I’ve been looking for a music synthesizer for several of my projects and found the existing MIDI synth chips less than pleasant to listen to; lots of noise and poor sound quality. The WAV Trigger is simply amazing for me. To be able to select among 2k sounds, at CD quality, and play up to 12 at once for less than $50 is simply amazing. The software to test and change the trigger options is great. You can even operate the board without a microprocessor by connecting to the 16 channels of trigger input. The only additional feature I’d ask for is to be able to dynamically change the balance (the relative Right/Left amplitude). I think this board will keep me busy for the next 6 months of research and development.
1 of 1 found this helpful:
I built exhibits at a Museum… when you have to fade audio in and out… layer audio… control the volume… all via a pretty easy serial protocol. great product Sparkfun!
I connected the wave trigger to the sound system in church to play sound effects for some skits.
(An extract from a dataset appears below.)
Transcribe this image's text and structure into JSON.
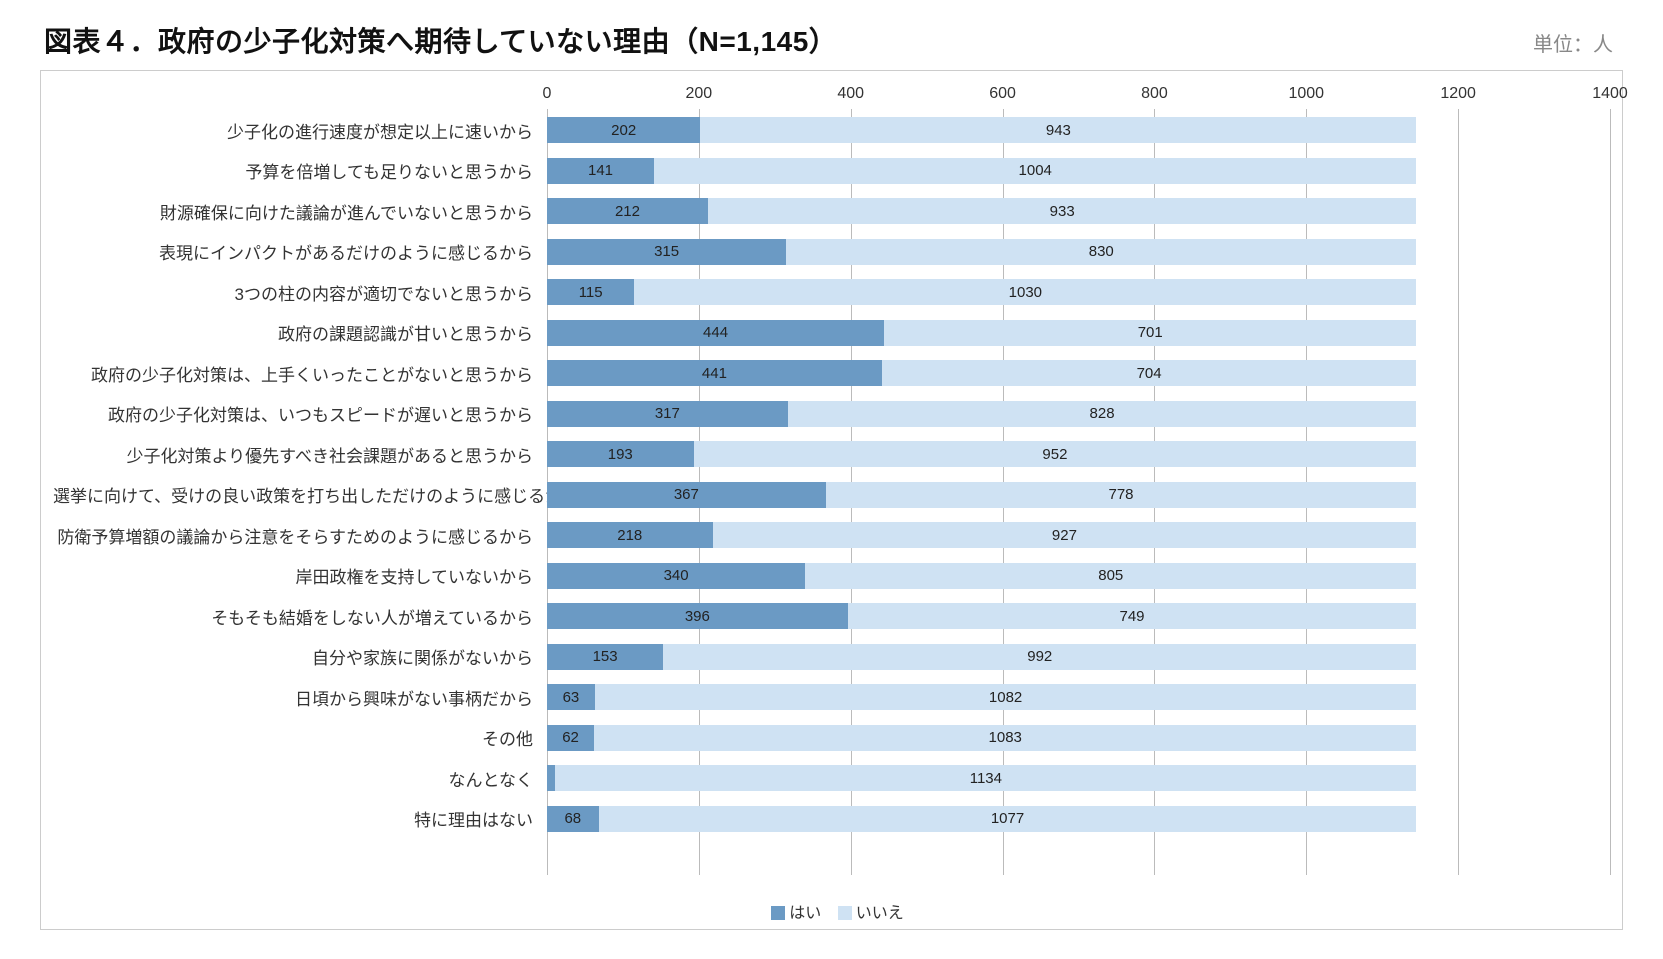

It worked perfectly, played breaking glass sound and was able to time it with the box hitting the floor easily!
We only used it in the most simple fashion but basically plug and play. Thank you.
It´s great, do exactly what it promises to do.
easy to start any sounds project … it’s helpful to my project and I waiting now for FTDI to get in deep of wonderful sparkfun products
If you need to trigger audio, give this a shot. It’s worth it and works pretty well. It has a few minor glitches but plays loops and one shot segments great with no perceptible delay. It could use an improved WAV file parser b/c the WAV files it uses must not contain miscellaneous meta data and thus need to be exported from your computer using certain WAV exporters which do not include meta data (more rare on Macs but Audacity works well). There is no indication as to why a particular sound doesn’t play so examine this first if you don’t hear what is expected.
Also the test button on the board plays the first file with the lowest numbered file names (like 0001_Piano_C1) but if you name something beginning with 0000, the board does not see this file. Not a biggie…
It also could use a folder structure. Right now all files must reside at the root level - a little hard to organize when you have hundreds or thousands of sounds.
All that said, it’s a great board with online firmware improvements available. I recommend it if you need to play audio.
Unfortunately only the hardware is open source. The firmware that runs on the ST microcontroller is closed source. Other than that I have no complaints. The board does what the description says and works great.
EDIT: Having spoken with Jamie from Robertsonics (possibly the nicest guy ever), the firmware is, in fact, closed source. Having licensed it out, it wouldn’t be fair to those who originally paid a licensing fee for him to then release it as open source. You are, of course, welcome to write your own firmware for it if you need a more customized firmware. Happy hacking!
The Wav Trigger is working perfectly.
I’m working to make electronic drums.
The Wav Trigger’s strong points, as advertised, is that it can play polyphonic sounds, playing .wav files (which is really better than MP3, as there is no delay due to the MP3 format).
I think it could be useful to develop an Arduino shield version of the Wav Trigger, as it could avoid using a computer to change the sounds of the pins. I planned to use simple press buttons + a LCD to change the tracks, but I m not sure I can do it with the WAV Trigger.
Anway, it’s a good product.
is a great board